Whether it’s a soldier or a housekeeper robot, humans want a machine that can make their lives easier without the limitations that we incur – like becoming tired or bored.
Both a pro and a con when considering widespread robot adoption has been a robot’s lack of emotion.
Let’s take for example, a robot designed to replace human soldiers that could patrol 24/7 without taking breaks or even blinking.
Robotic soldiers could potentially revolutionize warfare, putting disposable machines on the front lines to save human lives that could feel no pain, have no mercy, and never suffer the after effects of warfare.
As you can see, the lack of emotion is certainly a pro in this case.

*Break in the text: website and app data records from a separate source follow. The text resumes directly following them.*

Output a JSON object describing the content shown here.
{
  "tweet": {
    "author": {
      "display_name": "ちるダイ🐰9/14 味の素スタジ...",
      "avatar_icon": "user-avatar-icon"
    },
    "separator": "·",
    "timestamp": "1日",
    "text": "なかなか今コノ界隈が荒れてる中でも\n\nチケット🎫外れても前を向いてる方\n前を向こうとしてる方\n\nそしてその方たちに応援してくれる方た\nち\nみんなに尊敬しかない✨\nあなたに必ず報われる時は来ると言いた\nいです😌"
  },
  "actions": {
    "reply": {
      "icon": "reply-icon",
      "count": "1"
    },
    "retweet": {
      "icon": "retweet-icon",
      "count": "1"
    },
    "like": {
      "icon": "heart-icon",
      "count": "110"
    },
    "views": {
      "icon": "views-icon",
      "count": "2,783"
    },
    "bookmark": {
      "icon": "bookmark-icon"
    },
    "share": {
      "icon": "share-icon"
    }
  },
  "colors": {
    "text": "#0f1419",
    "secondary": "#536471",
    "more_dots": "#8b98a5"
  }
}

On the flip side, an emotionless robot does not have the same decision making ability that a human would in a combat situation.
Without emotion, a robot cannot judge a situation the same way a soldier would, which would be considered a downside.
One researcher, Peter Robinson of Cambridge University in England, is exploring the role of emotions in human-machine interactions to improve the way robots judge situations and to determine whether it’s possible to make a robot that can both feel and express intelligent emotion.
Robinson based his research on the assumption that there are multiple levels of human interaction, sprinkled with hidden emotional signs. It could be a wink or a smile, maybe a tone of voice or body gesture, whatever it is, there could be a hidden signal that could quite possible change the meaning of the interaction.
For example, the statement “I really like your shoes,” could either be a completely truthful, envious, or sarcastic, completely changing the truth of the statement and influencing the response.
Robinson’s idea to is build a robot that can understand the nuances of human interaction by analyzing faces, gestures, and speech to understand and process emotion. If successful, this could launch robot automation to the next level with wider spread adoption.
To test the technology he is building, Robinson is using an uber creepy robotic head, to which he talks (note: do not put that on your Match.com dating profile). Robinson says, “The way that Charles and I can communicate, shows us the future of how people will interact with machines.”
Of course this raises some concerns mostly born out of science fiction movies that perhaps robots could take over the world and kill all the humans.
No, but seriously, the question is, can Robinson and his team create a robot that can truly understand the various nuances of human interaction not only on a human level but also a cultural level?
Although the odds are certainly stacked against him, it will be interesting to see whether Robinson can improve robotic technology so far as to create a robot that can understand various emotions and moods to react accordingly.
(Via ieee Spectrum)